- How to write a five-sentence email. Young people have an advantage over older people in this area because older people (like me) were taught to write letters that were printed on paper, signed, stuck in an envelope, and mailed. Writing a short email was a new experience for them. Young people, by contrast are used to IMing and chatting. If anything, they’re too skilled on brevity, but it’s easier to teach someone how to write a long message than a short one. Whether UR young or old, the point is that the optimal length of an email message is five sentences. All you should do is explain who you are, what you want, why you should get it, and when you need it by.
- How to get along with co-workers. Success in school is mostly determined by individual accomplishments: grades, test scores, projects, whatever. Few activities are group efforts. Then you go out in the real world the higher you rise in an organization, the less important your individual accomplishments are. What becomes more and more important is the ability to work with/through/besides and sometimes around others. The most important lesson to learn: Share the credit with others because a rising tide floats all boats.
What about freeloaders? (Those scum of the earth that don’t do anything for the group.) In school you can let them know how you truly feel. You can’t in the real world because bozos have a way of rising to the top of many organizations, and bozos seek revenge. The best solution is to bite your tongue, tolerate them, and try to never have them on the team again, but there’s little upside in criticizing them.

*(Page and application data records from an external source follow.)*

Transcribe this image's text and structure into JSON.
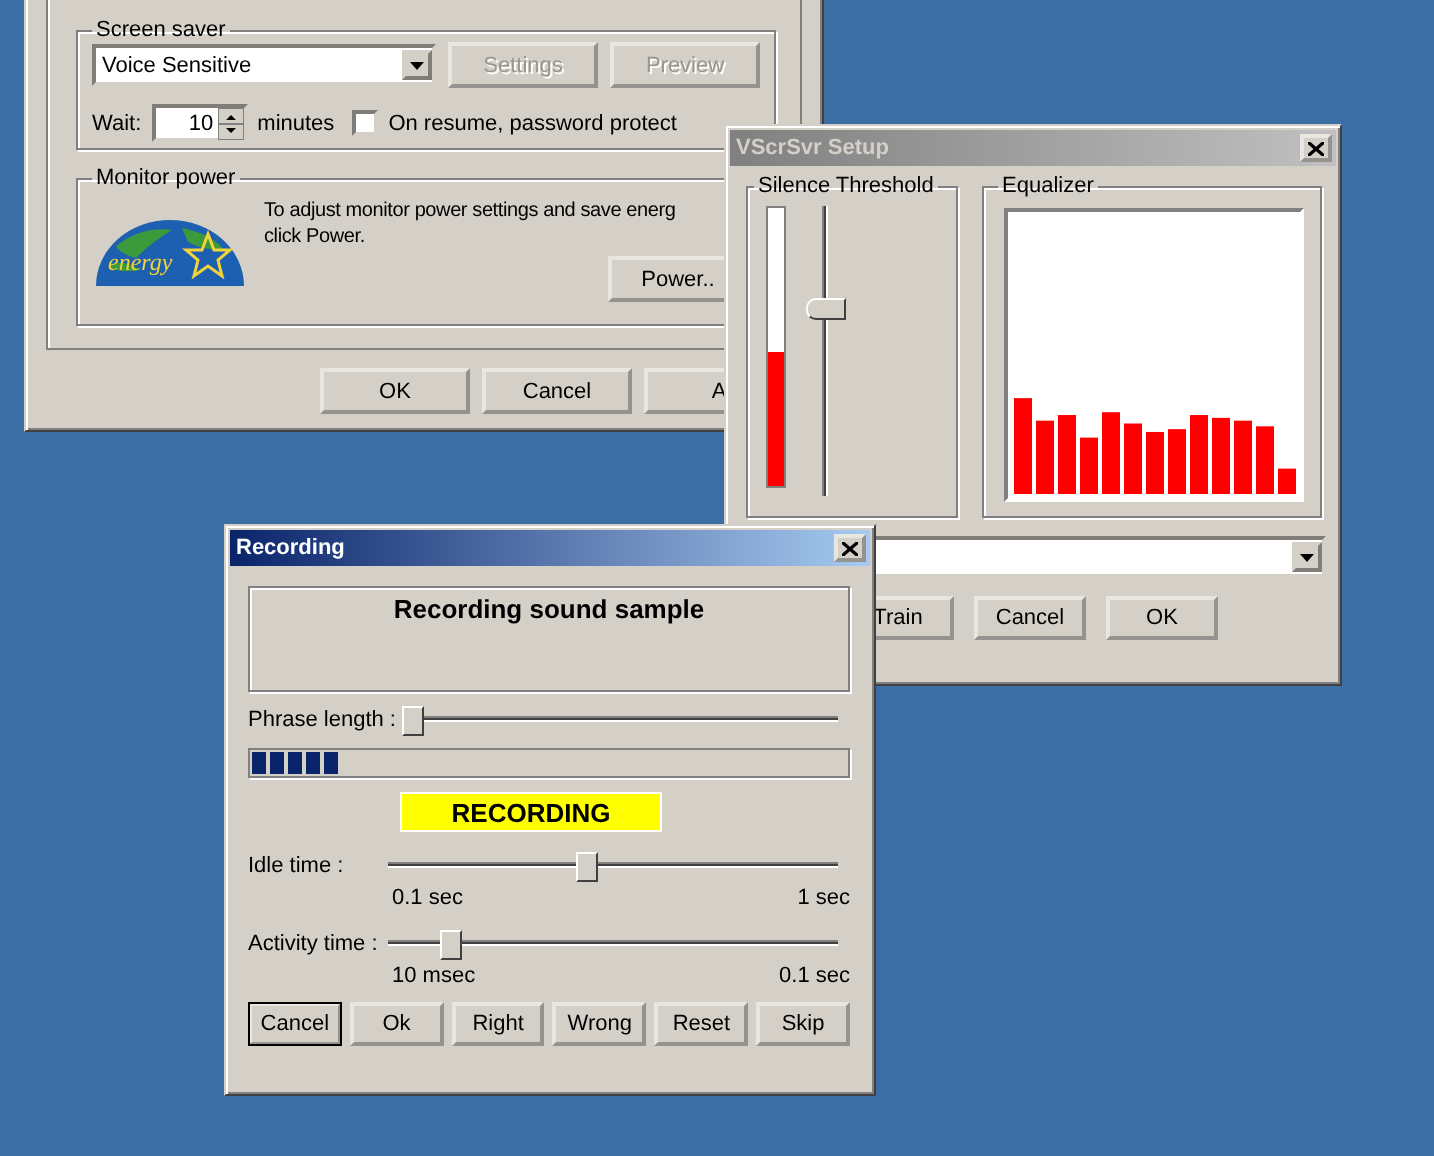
{
  "display_window": {
    "screen_saver": {
      "title": "Screen saver",
      "selected_saver": "Voice Sensitive",
      "buttons": [
        {
          "label": "Settings",
          "disabled": true
        },
        {
          "label": "Preview",
          "disabled": true
        }
      ],
      "wait_label": "Wait:",
      "wait_value": "10",
      "wait_unit": "minutes",
      "password_protect": {
        "label": "On resume, password protect",
        "checked": false
      }
    },
    "monitor_power": {
      "title": "Monitor power",
      "logo_text": "energy",
      "description_lines": [
        "To adjust monitor power settings and save energ",
        "click Power."
      ],
      "power_button": "Power.."
    },
    "buttons": [
      "OK",
      "Cancel",
      "A"
    ]
  },
  "setup_window": {
    "title": "VScrSvr Setup",
    "active": false,
    "silence_threshold": {
      "title": "Silence Threshold",
      "meter": {
        "level": 0.48
      },
      "slider": {
        "level": 0.66
      }
    },
    "equalizer": {
      "title": "Equalizer"
    },
    "buttons": [
      "Train",
      "Cancel",
      "OK"
    ]
  },
  "recording_window": {
    "title": "Recording",
    "active": true,
    "message": "Recording sound sample",
    "phrase_length": {
      "label": "Phrase length :",
      "level": 0
    },
    "progress": {
      "level": 0.15
    },
    "status": "RECORDING",
    "idle_time": {
      "label": "Idle time :",
      "level": 0.44,
      "min": "0.1 sec",
      "max": "1 sec"
    },
    "activity_time": {
      "label": "Activity time :",
      "level": 0.12,
      "min": "10 msec",
      "max": "0.1 sec"
    },
    "buttons": [
      {
        "label": "Cancel",
        "default": true
      },
      {
        "label": "Ok",
        "default": false
      },
      {
        "label": "Right",
        "default": false
      },
      {
        "label": "Wrong",
        "default": false
      },
      {
        "label": "Reset",
        "default": false
      },
      {
        "label": "Skip",
        "default": false
      }
    ]
  }
}
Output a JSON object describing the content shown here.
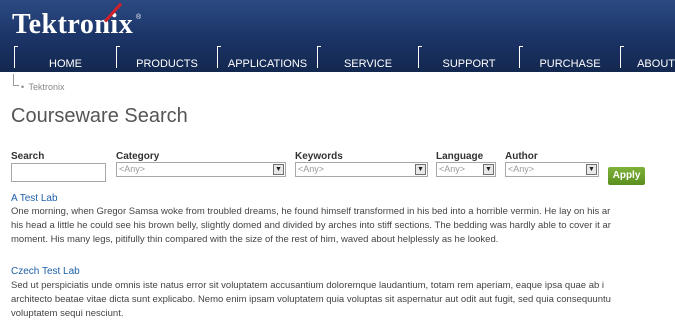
{
  "header": {
    "logo": "Tektronix",
    "logo_reg": "®",
    "nav": [
      "HOME",
      "PRODUCTS",
      "APPLICATIONS",
      "SERVICE",
      "SUPPORT",
      "PURCHASE",
      "ABOUT"
    ]
  },
  "breadcrumb": {
    "bullet": "•",
    "label": "Tektronix"
  },
  "page": {
    "title": "Courseware Search"
  },
  "search_form": {
    "search_label": "Search",
    "search_value": "",
    "category_label": "Category",
    "category_value": "<Any>",
    "keywords_label": "Keywords",
    "keywords_value": "<Any>",
    "language_label": "Language",
    "language_value": "<Any>",
    "author_label": "Author",
    "author_value": "<Any>",
    "apply_label": "Apply",
    "dropdown_arrow": "▼"
  },
  "results": [
    {
      "title": "A Test Lab",
      "lines": [
        "One morning, when Gregor Samsa woke from troubled dreams, he found himself transformed in his bed into a horrible vermin. He lay on his ar",
        "his head a little he could see his brown belly, slightly domed and divided by arches into stiff sections. The bedding was hardly able to cover it ar",
        "moment. His many legs, pitifully thin compared with the size of the rest of him, waved about helplessly as he looked."
      ]
    },
    {
      "title": "Czech Test Lab",
      "lines": [
        "Sed ut perspiciatis unde omnis iste natus error sit voluptatem accusantium doloremque laudantium, totam rem aperiam, eaque ipsa quae ab i",
        "architecto beatae vitae dicta sunt explicabo. Nemo enim ipsam voluptatem quia voluptas sit aspernatur aut odit aut fugit, sed quia consequuntu",
        "voluptatem sequi nesciunt."
      ]
    }
  ],
  "colors": {
    "header_bg": "#1b3366",
    "link": "#1f5fa8",
    "apply": "#6aa12c",
    "logo_accent": "#d0202a"
  }
}
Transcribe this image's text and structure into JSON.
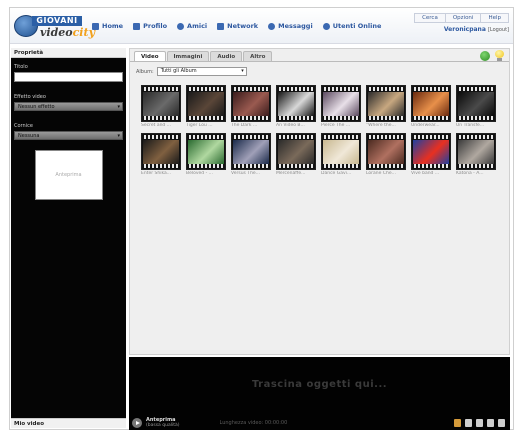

- How to use PowerPoint. I’ve seen the PowerPoint slides of professors—it’s no wonder that most people can’t use PowerPoint to sell hybrid cars when gas is $10/gallon. Maybe professors are thinking: “This is a one-hour class, I can cover one slide per minute, so I need sixty slides. Oh, and I’ve written all this text already in my textbook, so I’ll just copy and paste my twelve-point manuscript into the presentation.” Perhaps the tenure system causes this kind of problem. In the real world, this is no tenure so you need to limit yourself to ten slides, twenty minutes, and a thirty-point font—assuming that you want to get what you want.
- How to leave a voicemail. Very few people of any age leave good voicemails. The purpose of a voicemail is to make progress towards along a continuum whose end is getting what you want. A long voicemail isn’t going to zip you along to the end point of this decision. A good model is to think of a voicemail as an oral version of a compelling five-sentence email; the optimal length of a voicemail is fifteen seconds.
Two power tips: First, slowly say your telephone number once at the beginning of your message and again at the end. You don’t want to make people playback your message to get your phone number, and if either of you are using Cingular, you may not hear all the digits. Second (and this applies to email too), always make progress. Never leave a voicemail or send an email that says, “Call me back, and I’ll tell you what time we can meet.” Just say, “Tuesday, 10:00 am, at your office.”
One last thing: the purpose of going to school is not to prepare for working but to prepare for living. Working is a part of living, and it requires these kinds of skills no matter what career you pursue. However, there is much more to life than work, so study what you love.